In case you must drive in windy conditions, here are some tips on how to stay safe and reduce accident risks.
- Take special care when driving through areas prone to strong winds or when weather reports predict severe weather. Always avoid it if possible.
- Be aware of large vehicles on the road such as tractor-trailers and recreational vehicles. They are more susceptible to high winds and drivers may have difficulties staying in their lanes.
- Keep a firm grip on the wheel. Keep both hands on the wheel in case the wind begins to move your vehicle, especially if you are driving a large vehicle or towing a trailer.
- Take your time. Try to stay at a constant speed and not to turn the vehicle suddenly.
- Be aware of water, oil and others spillages that may have occurred on the road due to the heavy wind.
- Take ‘driving on wet roads’ precautions if the wind is accompanied by rain. Also be mindful of leaves and other objects (please read AUTUMN HAZARDS for more details here).
The infographic below also shows personal safety tips to keep in mind when weather conditions involve strong winds.
ANewDriver’s Top Tips for saving on your car insurance
When it comes to insuring your car, it seems that every year the cost increases and it is becoming more and more difficult to negotiate with insurance companies for a better price. At renewal time, the more you know and understand about your policy and how your quote is calculated, the more likely you are to get a better quote.
The obvious things are no claims discounts and having no or few penalty points, which works in your favour. Having 6 or more penalty points reduces the amount of companies who are prepared to quote you and take the risk in the first place. An example of this is: most major insurance companies (Allianz, Aviva, AIG, Axa, RSA and Zurich etc.) will decline to quote you if you have 6 or more penalty points, leaving your options to go with underwriting agencies, which are private owned businesses and believe that they can target certain niches and do it better and more profitable than the large Insurance Companies.
Usually, 3 or 4 weeks before your renewal date and existing policies expire is the best time to start talking to insurance companies, as insurers are more likely to compete on price, given that drivers would have more time to shop around.

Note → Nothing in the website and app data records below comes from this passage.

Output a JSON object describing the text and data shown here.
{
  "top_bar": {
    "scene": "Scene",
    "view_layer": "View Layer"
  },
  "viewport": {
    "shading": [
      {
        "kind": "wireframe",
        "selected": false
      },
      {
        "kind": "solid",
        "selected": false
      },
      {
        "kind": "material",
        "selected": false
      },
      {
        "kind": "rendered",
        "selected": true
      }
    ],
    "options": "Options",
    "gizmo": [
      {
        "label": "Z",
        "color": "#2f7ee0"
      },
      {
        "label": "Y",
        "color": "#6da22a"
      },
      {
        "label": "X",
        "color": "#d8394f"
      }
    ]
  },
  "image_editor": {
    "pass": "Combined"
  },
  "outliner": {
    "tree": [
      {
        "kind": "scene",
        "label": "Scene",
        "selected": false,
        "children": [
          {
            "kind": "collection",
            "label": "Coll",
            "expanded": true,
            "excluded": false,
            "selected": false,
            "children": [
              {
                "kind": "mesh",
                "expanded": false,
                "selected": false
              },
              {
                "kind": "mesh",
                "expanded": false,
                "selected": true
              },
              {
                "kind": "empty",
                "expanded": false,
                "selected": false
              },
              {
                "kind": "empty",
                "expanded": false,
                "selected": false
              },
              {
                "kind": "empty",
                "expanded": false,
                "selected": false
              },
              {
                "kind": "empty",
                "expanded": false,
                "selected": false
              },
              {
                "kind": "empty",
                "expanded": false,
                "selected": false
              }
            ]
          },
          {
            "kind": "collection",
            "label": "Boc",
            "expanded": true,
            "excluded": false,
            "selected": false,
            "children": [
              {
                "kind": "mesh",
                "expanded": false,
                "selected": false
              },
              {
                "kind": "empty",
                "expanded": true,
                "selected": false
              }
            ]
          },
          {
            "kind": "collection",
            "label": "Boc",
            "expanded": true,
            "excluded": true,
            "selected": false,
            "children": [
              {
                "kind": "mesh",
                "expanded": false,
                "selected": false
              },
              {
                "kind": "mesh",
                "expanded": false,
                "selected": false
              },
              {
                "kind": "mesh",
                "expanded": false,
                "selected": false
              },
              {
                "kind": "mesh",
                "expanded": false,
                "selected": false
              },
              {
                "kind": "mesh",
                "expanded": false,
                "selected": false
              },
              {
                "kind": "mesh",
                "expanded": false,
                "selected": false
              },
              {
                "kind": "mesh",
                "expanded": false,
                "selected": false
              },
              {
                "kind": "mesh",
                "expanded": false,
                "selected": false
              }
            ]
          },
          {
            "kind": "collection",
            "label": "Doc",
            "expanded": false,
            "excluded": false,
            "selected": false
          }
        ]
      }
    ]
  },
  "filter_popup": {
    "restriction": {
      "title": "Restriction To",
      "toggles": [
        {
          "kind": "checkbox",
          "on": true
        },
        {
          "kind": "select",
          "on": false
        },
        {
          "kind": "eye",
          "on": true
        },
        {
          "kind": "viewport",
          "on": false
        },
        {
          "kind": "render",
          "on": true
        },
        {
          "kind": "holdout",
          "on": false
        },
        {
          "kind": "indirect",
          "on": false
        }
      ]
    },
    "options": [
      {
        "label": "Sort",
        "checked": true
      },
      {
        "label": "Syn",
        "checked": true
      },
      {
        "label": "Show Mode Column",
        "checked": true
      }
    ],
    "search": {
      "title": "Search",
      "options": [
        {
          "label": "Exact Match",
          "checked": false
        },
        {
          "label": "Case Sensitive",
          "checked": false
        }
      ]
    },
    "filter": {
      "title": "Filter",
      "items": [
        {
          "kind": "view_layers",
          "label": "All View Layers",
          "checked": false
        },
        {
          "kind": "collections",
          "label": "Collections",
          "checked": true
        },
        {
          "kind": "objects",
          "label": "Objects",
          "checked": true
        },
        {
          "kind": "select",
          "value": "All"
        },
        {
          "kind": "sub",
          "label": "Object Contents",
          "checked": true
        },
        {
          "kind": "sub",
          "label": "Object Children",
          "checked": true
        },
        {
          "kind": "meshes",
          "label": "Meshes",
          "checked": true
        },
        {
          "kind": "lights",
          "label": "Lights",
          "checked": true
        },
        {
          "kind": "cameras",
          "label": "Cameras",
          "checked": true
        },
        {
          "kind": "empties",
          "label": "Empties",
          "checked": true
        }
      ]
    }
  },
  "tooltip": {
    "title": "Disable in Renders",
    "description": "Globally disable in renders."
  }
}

Only ask for what you need for an optimum quote. Things such as breakdown cover, windscreen cover, theft from the car, driving abroad, personal accident cover, courtesy car and more are extras and each one adds to the premium. Some of these could already be covered by other things such as travel insurance, AA membership, home insurance or even your bank account in some cases.
Make sure to check that you’re not double paying for anything and just check if you really need those extras.
If you’re a first-time driver it’s worth looking at value type products which tend to remove features such as the no claims bonus discount. As a first-time driver you won’t have a no claims bonus to protect, so why pay for it.
The next question is to compare Third Party cover against Comprehensive cover. Third party is obviously cheaper, but ask the question to your insurance company and make a decision on what you need with what they say in mind.
Also, check on how much excess is on your policy. This is how much you pay yourself to make a claim. The lower the excess, the higher the car insurance so work out what you can afford to pay in case of an accident and set your excess to that.
Try to pay up front as many insurers charge interest on your payments if you spread out the cost over the year. If you try to spread even as the cost out, it will actually cost you more in the long run. You could be looking at an additional 3% on top of your policy.
Having a full Irish driving licence is one of the factors in a car insurance quote. Even if you have a full licence from Europe, it is better for your pocket, in the long run, to do the driver’s test in Ireland and get a full Irish licence.